How many lines of the entries below contain the string "software"? State the number alone.

*** Extracted information

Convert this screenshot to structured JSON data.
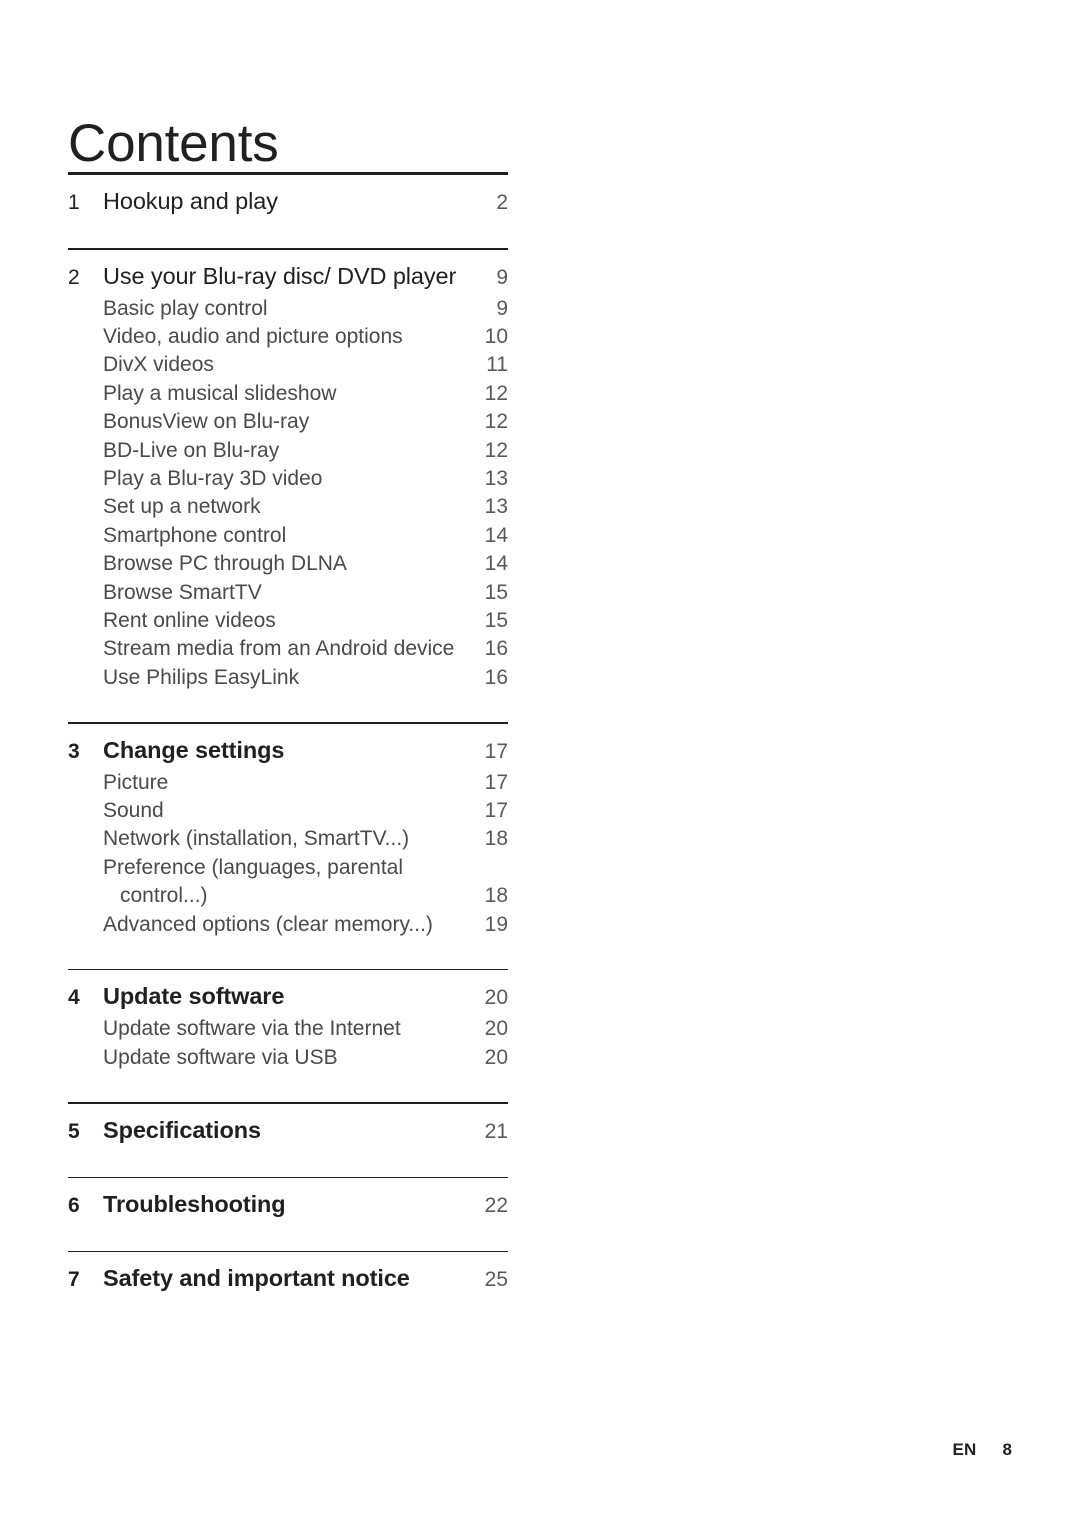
{
  "document": {
    "title": "Contents"
  },
  "footer": {
    "language": "EN",
    "page_number": "8"
  },
  "toc": {
    "sections": [
      {
        "number": "1",
        "title": "Hookup and play",
        "page": "2",
        "bold": false,
        "rule": "thick",
        "entries": []
      },
      {
        "number": "2",
        "title": "Use your Blu-ray disc/ DVD player",
        "page": "9",
        "bold": false,
        "rule": "thin",
        "entries": [
          {
            "title": "Basic play control",
            "page": "9"
          },
          {
            "title": "Video, audio and picture options",
            "page": "10"
          },
          {
            "title": "DivX videos",
            "page": "11"
          },
          {
            "title": "Play a musical slideshow",
            "page": "12"
          },
          {
            "title": "BonusView on Blu-ray",
            "page": "12"
          },
          {
            "title": "BD-Live on Blu-ray",
            "page": "12"
          },
          {
            "title": "Play a Blu-ray 3D video",
            "page": "13"
          },
          {
            "title": "Set up a network",
            "page": "13"
          },
          {
            "title": "Smartphone control",
            "page": "14"
          },
          {
            "title": "Browse PC through DLNA",
            "page": "14"
          },
          {
            "title": "Browse SmartTV",
            "page": "15"
          },
          {
            "title": "Rent online videos",
            "page": "15"
          },
          {
            "title": "Stream media from an Android device",
            "page": "16"
          },
          {
            "title": "Use Philips EasyLink",
            "page": "16"
          }
        ]
      },
      {
        "number": "3",
        "title": "Change settings",
        "page": "17",
        "bold": true,
        "rule": "thin",
        "entries": [
          {
            "title": "Picture",
            "page": "17"
          },
          {
            "title": "Sound",
            "page": "17"
          },
          {
            "title": "Network (installation, SmartTV...)",
            "page": "18"
          },
          {
            "title": "Preference (languages, parental",
            "page": "",
            "continues": true
          },
          {
            "title": "control...)",
            "page": "18",
            "continuation": true
          },
          {
            "title": "Advanced options (clear memory...)",
            "page": "19"
          }
        ]
      },
      {
        "number": "4",
        "title": "Update software",
        "page": "20",
        "bold": true,
        "rule": "thin",
        "entries": [
          {
            "title": "Update software via the Internet",
            "page": "20"
          },
          {
            "title": "Update software via USB",
            "page": "20"
          }
        ]
      },
      {
        "number": "5",
        "title": "Specifications",
        "page": "21",
        "bold": true,
        "rule": "thin",
        "entries": []
      },
      {
        "number": "6",
        "title": "Troubleshooting",
        "page": "22",
        "bold": true,
        "rule": "thin",
        "entries": []
      },
      {
        "number": "7",
        "title": "Safety and important notice",
        "page": "25",
        "bold": true,
        "rule": "thin",
        "entries": []
      }
    ]
  }
}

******

**Output for this task**
3